The 6 or so miles of cross-country oriented singletrack trails of Big Creek are well-maintained, well-marked, and entertaining to ride. The trails are labeled with different colors based on their level of technical difficulty, so its easy to pick the trail that will serve your needs the best.
The black/advanced trails feature plenty of rocks, some log rides and other features, a few stiff climbs, and a couple of drop offs.
Most of the trails are directional, so check the signs and pay attention to what day of the week it is!
While the cross-country trails are pretty cool, Big Creek's true claim to Atlanta area fame are its downhill and dirt jump-oriented trails. From what I hear, there is really no other place in Atlanta with this kind of riding, and possibly only 1 other place in the state of Georgia with downhill-specific trails! There are about 5-7 different trails to choose from packed tightly together on a hill side located about a mile down the greenway. There are also a number of rock drops spread throughout the area, with 4 or so on the backside of the upper ridge dropping down towards a maintained park.
I've ridden my All Mountain bike down many of these trails before, and I've heard people say that they really don't live up to true downhill-oriented trails. While that may be true, I know that I definitely don't feel comfortable on a 5" travel bike bike when:
pinning it (that means going completely balls-out high-speed for those not familiar with moto lingo) through the rock gardens containing mini boulders and 3 foot drops after many of the rocks
sending a 3 foot high booter to a super long landing (where you could get as much air as you want)
airing a 15 ft long table top
doing various rock drops ranging from 4ish feet to 7-8 feet
Bearing in mind that these trails are located in Atlanta, I'd say the terrain is pretty freaking sweet!
Big Creek has a dedicated line of high-quality purpose-built dirt jumps that run along the top of the ridge above the other downhill and freeride runs. There are a mix of different size jumps ranging from relatively small to one with a lip that's pushing 6 feet high or more. To the best of my knowledge, there is nowhere else in Atlanta, or even the state of Georgia for that matter, with an area that even comes close to comparing to the near-professional grade of these jumps. While most of the riders I have seen sessiong them have been on dirt-jumping mountain bike frames, I've witnessed a number of BMXers sending it big time as well.
Located directly in the center of all of the action, the banked slalom-type course seems to be the focal point of all the attention. It is appropriate that all the other trails seem to be built around it, as riders of all different disciplines can navigate the slalom run. For instance, when I was last out at Big Creek, I saw a kid on a rigid single speed 29er rolling down through the berms.

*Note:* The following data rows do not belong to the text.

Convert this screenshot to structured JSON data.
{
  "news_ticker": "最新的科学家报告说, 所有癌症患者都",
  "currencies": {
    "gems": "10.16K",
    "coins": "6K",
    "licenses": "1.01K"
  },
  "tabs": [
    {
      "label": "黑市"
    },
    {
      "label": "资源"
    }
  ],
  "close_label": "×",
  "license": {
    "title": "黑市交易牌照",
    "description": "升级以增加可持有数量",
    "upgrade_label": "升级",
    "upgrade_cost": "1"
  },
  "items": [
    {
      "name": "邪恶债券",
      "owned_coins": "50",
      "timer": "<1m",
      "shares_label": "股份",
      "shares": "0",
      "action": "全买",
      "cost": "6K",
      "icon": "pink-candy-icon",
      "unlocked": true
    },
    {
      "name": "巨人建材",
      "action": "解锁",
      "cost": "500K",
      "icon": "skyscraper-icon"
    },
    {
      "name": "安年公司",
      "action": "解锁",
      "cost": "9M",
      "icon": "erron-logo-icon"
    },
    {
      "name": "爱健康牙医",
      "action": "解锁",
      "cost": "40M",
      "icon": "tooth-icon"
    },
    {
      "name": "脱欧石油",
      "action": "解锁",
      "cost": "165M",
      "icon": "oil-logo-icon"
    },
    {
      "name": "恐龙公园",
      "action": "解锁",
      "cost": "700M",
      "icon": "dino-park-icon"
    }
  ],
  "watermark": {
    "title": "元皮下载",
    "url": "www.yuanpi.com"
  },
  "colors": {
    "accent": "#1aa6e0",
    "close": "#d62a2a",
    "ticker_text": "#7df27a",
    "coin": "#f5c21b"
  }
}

So granted, the big berms and flow are going to be accessible to anyone on almost any bike. To really rail this trail and air out the big table tops, however, you're going to need to be riding something much more aggressive than a rigid SS 29er. A dirt jump bike would be perfect for this kind of work, and a BMX bike or a downhill bike would also function passably, despite being on opposite ends of the bicycle-size spectrum.
One of the newest additions to Big Creek is a pumptrack with beginner and advanced lines. Come here to get your first taste of rollers and berms, or to rack the speed up and get your flow on!
Night riding at specific times, with approved leaders only.